I ended up spending an evening with Aaron and brought the camera along. We shot a simple scene of him loading his bike and did a quick interview. I went back to post-production with the new content and it completely transformed everything. Suddenly it all felt right and complete. But that would have never happened had Aaron not had his accident. So, it was cool to turn an unfortunate event into a good story for our film.
What are 3 essential tools you rely on for your creative process?
I love listening to music for sure, going on long bike rides, and having inspiring conversations with others.
What book do you recommend to every filmmaker?
Without a doubt, “The Creative Act: A Way of Being by Rick Ruben.”
What’s your favorite scene (movie or TV) where music really elevated the moment?
In the movie “Warrior” with Tom Hardy and Joel Edgerton, there is a scene at the end when the brothers have to fight each other in a match. There is so much tension and emotion leading up to that moment and you expect the score to be truly epic. But instead, they used the song “About Today” by The National. It really caught me off guard and shifted my mood immediately. I had this overwhelming feeling of emotion. The song told such a powerful story all on its own, without saying anything at all.
What is a piece of career advice you wish you’d heard sooner?
“This career is not easy. It is so full of ups and downs and insecurities and hardship. You think there will be this magical moment where you ‘make it’ and that’s it. And maybe that moment exists and others have experienced it, but if so, it’s not talked about much. But this is the price you pay to pursue something you really love. Love is not always easy. It’s a practice and it’s a practice worth doing.”
Just for fun!
- If you had to pick a different career path, what would it be? A musician
- What are you watching right now? Succession
- What are you listening to right now? Fred Again
- What upcoming movie are you most excited to see this year? Oppenheimer
- What’s the last song you listened to? “There is Still Time” by Lorn

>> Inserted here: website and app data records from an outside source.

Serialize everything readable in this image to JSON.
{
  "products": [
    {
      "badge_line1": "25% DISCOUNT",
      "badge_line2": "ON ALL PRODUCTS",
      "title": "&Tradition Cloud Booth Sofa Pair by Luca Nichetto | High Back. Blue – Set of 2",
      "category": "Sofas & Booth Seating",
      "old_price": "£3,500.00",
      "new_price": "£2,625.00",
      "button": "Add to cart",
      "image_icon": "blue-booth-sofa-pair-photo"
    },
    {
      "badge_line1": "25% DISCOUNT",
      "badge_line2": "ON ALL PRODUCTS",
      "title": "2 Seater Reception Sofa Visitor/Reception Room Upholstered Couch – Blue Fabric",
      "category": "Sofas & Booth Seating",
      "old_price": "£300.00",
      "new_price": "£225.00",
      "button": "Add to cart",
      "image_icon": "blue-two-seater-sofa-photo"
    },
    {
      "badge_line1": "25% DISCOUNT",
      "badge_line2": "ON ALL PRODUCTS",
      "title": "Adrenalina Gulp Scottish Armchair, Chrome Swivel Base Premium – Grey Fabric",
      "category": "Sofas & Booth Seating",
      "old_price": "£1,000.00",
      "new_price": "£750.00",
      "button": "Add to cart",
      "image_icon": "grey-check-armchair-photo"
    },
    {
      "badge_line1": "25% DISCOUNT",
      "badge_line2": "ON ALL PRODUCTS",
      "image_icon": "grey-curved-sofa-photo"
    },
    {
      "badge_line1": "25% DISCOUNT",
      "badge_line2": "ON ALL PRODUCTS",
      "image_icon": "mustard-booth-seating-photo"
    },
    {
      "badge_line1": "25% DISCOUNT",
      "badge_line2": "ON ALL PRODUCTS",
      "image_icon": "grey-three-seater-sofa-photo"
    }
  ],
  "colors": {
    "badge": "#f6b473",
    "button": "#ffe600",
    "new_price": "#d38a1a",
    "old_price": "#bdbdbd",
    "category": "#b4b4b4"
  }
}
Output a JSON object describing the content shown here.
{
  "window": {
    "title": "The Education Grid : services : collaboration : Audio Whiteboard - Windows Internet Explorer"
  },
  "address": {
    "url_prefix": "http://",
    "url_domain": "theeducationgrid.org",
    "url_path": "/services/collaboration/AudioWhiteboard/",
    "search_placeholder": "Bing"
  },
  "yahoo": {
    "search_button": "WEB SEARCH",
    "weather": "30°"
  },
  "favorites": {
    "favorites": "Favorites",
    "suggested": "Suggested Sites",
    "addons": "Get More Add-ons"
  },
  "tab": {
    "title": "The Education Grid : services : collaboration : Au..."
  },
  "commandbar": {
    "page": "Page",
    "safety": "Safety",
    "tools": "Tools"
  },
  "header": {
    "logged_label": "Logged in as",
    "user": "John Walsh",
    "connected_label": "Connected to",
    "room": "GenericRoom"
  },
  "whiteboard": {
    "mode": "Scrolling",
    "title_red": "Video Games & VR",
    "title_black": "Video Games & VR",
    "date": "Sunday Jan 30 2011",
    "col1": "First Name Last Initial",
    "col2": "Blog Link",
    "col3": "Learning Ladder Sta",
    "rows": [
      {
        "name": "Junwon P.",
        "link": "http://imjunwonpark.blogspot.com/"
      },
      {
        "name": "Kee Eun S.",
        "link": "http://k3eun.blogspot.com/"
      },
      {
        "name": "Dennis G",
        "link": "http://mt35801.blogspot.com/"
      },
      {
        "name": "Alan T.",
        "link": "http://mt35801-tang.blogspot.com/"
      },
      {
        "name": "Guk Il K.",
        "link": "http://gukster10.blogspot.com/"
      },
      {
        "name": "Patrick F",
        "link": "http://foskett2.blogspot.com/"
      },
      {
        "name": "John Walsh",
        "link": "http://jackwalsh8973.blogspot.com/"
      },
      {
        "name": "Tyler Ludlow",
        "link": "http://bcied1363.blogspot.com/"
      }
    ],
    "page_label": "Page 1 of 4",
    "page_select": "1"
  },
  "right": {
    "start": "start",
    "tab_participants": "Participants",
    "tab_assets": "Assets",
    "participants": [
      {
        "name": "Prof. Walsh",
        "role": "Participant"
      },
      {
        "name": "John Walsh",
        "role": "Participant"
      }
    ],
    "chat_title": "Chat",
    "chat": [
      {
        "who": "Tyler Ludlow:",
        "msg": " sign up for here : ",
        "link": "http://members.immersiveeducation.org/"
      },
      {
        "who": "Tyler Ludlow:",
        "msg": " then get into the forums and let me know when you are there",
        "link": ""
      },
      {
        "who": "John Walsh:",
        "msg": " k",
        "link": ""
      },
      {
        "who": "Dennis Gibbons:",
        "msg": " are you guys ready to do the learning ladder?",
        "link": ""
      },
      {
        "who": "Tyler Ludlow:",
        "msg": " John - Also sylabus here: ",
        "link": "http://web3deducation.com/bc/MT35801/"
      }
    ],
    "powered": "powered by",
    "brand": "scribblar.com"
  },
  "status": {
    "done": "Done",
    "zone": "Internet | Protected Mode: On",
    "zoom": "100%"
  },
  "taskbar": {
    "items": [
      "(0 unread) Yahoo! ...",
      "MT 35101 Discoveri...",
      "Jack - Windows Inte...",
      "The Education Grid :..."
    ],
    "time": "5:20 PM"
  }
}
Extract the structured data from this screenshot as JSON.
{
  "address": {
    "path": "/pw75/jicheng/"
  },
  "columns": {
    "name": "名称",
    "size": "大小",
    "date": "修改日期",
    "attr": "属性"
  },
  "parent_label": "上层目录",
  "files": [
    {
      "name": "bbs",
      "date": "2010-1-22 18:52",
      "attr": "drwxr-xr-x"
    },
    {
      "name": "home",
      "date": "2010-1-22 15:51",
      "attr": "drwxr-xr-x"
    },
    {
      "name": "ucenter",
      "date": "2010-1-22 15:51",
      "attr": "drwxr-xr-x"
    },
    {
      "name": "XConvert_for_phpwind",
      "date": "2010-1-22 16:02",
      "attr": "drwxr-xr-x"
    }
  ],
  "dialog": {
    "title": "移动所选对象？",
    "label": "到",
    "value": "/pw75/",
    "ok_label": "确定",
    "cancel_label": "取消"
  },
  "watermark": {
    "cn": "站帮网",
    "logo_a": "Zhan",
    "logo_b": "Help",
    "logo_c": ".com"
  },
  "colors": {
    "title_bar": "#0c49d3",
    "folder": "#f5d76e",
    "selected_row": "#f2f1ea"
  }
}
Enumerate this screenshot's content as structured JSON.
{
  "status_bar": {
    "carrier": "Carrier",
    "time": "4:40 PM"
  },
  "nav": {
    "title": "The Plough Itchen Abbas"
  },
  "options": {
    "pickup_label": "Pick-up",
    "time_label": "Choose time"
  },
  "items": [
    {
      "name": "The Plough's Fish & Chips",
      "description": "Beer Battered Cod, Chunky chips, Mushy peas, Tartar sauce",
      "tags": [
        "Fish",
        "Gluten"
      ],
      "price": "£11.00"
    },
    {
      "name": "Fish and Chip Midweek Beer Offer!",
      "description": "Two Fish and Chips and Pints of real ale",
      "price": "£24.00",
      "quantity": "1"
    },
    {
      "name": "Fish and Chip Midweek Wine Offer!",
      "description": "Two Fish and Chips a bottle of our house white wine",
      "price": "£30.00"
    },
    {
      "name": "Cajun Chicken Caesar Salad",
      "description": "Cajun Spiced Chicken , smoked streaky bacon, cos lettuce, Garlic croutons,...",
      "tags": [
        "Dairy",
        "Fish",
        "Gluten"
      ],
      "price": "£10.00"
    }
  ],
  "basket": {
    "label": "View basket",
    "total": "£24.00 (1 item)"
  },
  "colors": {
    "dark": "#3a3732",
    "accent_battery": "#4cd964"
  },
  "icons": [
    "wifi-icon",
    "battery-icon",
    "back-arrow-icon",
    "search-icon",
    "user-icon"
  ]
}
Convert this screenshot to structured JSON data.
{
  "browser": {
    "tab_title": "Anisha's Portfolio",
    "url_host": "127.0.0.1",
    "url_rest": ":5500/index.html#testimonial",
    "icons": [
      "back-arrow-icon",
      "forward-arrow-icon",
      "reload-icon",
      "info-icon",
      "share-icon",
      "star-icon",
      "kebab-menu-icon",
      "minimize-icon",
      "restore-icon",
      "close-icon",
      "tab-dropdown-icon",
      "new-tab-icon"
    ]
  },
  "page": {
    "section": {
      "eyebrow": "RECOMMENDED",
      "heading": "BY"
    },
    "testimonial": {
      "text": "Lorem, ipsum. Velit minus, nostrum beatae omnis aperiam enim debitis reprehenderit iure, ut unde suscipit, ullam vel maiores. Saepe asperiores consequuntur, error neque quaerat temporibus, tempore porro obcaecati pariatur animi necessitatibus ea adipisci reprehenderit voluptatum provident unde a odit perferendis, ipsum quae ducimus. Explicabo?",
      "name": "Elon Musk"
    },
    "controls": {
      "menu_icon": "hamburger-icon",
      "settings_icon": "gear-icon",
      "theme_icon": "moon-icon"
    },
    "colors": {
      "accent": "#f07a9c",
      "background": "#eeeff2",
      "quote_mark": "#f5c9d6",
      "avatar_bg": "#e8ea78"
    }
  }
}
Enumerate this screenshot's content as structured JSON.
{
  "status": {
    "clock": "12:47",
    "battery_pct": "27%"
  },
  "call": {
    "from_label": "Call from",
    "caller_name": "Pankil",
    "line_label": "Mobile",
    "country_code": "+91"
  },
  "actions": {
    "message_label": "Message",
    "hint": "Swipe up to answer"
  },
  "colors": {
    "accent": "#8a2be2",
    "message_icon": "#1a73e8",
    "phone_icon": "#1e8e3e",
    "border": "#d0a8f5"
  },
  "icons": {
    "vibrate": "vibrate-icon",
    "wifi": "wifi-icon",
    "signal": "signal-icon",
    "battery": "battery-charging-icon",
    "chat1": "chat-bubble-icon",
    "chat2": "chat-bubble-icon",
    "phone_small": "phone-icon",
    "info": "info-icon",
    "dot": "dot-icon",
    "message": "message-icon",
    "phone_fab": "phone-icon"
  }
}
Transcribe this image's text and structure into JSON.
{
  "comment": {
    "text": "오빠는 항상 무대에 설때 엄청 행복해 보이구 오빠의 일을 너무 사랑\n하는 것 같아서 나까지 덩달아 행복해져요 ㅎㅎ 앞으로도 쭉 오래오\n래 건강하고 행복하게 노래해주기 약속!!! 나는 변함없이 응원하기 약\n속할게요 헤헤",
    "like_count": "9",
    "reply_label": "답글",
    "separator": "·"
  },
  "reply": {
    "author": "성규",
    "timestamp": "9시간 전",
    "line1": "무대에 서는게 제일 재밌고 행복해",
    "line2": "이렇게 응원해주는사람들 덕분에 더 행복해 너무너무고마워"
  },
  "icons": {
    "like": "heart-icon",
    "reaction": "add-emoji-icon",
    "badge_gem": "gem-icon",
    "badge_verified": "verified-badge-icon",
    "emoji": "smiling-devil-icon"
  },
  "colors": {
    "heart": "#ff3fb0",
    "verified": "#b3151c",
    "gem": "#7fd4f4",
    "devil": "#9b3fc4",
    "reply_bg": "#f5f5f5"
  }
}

- What’s something you always bring to set? Icebreakers breath mints — they get me through anything!
- Who’s your dream person to collaborate with? Jon Hopkins